Beer Regulation Reform Bill on Tap in Maryland

Published January 9, 2018

Maryland lawmakers are considering a bill by Comptroller Peter Franchot that would repeal some of the state’s regulations on craft beer breweries.

In November 2017, Franchot proposed the Reform on Tap Act of 2018, a bill to relieve regulatory burdens on craft beer production and sales.

Franchot’s bill would remove the state’s limits on how much beer breweries are allowed to sell on-site. It would also allow breweries to sell directly to retailers instead of requiring them to make franchising agreements with distribution companies.

Currently, Maryland craft breweries are allowed to sell up to 3,000 barrels of beer, or about 500,000 pints, directly to consumers each year.

‘Really Ridiculous Rules’

Nick Zaiac, a policy analyst with the Maryland Public Policy Institute, says the current regulations are chilling the state’s beer industry.

“They have a lot of really ridiculous rules out here,” Zaiac said. “Maryland is one of worst states for beer regulations, especially for micro-brewing.”

The state’s restrictions on direct-to-consumer sales keep brewers small, Zaiac says.

“The biggest thing that brewers in this state have struggled with are the artificially low caps on the total amount of beer they could sell,” Zaiac said. “Maryland brewers faced restrictions on the quantity they could produce.

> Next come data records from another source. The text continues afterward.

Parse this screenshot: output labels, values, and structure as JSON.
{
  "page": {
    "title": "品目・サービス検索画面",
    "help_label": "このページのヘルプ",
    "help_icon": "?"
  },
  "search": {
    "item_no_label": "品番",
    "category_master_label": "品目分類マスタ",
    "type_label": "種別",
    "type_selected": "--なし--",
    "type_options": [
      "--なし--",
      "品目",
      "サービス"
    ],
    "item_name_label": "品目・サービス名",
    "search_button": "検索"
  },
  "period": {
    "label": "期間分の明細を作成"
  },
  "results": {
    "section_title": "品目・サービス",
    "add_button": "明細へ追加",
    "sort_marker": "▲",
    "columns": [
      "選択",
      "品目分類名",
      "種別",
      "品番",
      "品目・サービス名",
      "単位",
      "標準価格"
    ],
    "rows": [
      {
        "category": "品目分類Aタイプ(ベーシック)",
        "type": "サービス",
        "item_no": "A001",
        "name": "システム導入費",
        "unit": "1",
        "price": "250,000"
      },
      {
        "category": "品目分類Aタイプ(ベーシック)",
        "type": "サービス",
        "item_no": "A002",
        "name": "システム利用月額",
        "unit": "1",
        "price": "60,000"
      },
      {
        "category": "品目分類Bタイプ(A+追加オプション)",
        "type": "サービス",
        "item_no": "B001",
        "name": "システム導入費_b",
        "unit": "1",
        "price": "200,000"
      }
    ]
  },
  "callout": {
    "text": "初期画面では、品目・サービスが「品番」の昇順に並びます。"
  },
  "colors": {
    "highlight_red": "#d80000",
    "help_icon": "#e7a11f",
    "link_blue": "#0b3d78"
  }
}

That really put a damper on business.”

Brewing up More Flexibility

C. Jarrett Dieterle, a governance project fellow with the R Street Institute, says more flexibility for brewing companies could give shoppers more choices.

 “Giving brewers more flexibility to sell directly to the retail stores and the public certainly could lead to, and I would not be surprised if it did lead to, more diversity of choice in beer,” Dieterle said.

Tapping the Beer Economy

The Reform on Tap Act would have Maryland business owners saying “cheers,” Dieterle says.

“Getting rid of the self-distribution limits and franchise limits, and opening up taproom sales, those three things alone would be a game-changer for Maryland,” Dieterle said. “As it stands now, I think it’s really a comprehensive, legitimate reform. I think it would make Maryland one of the more ‘open for business’ states in terms of beer, in the country, actually.”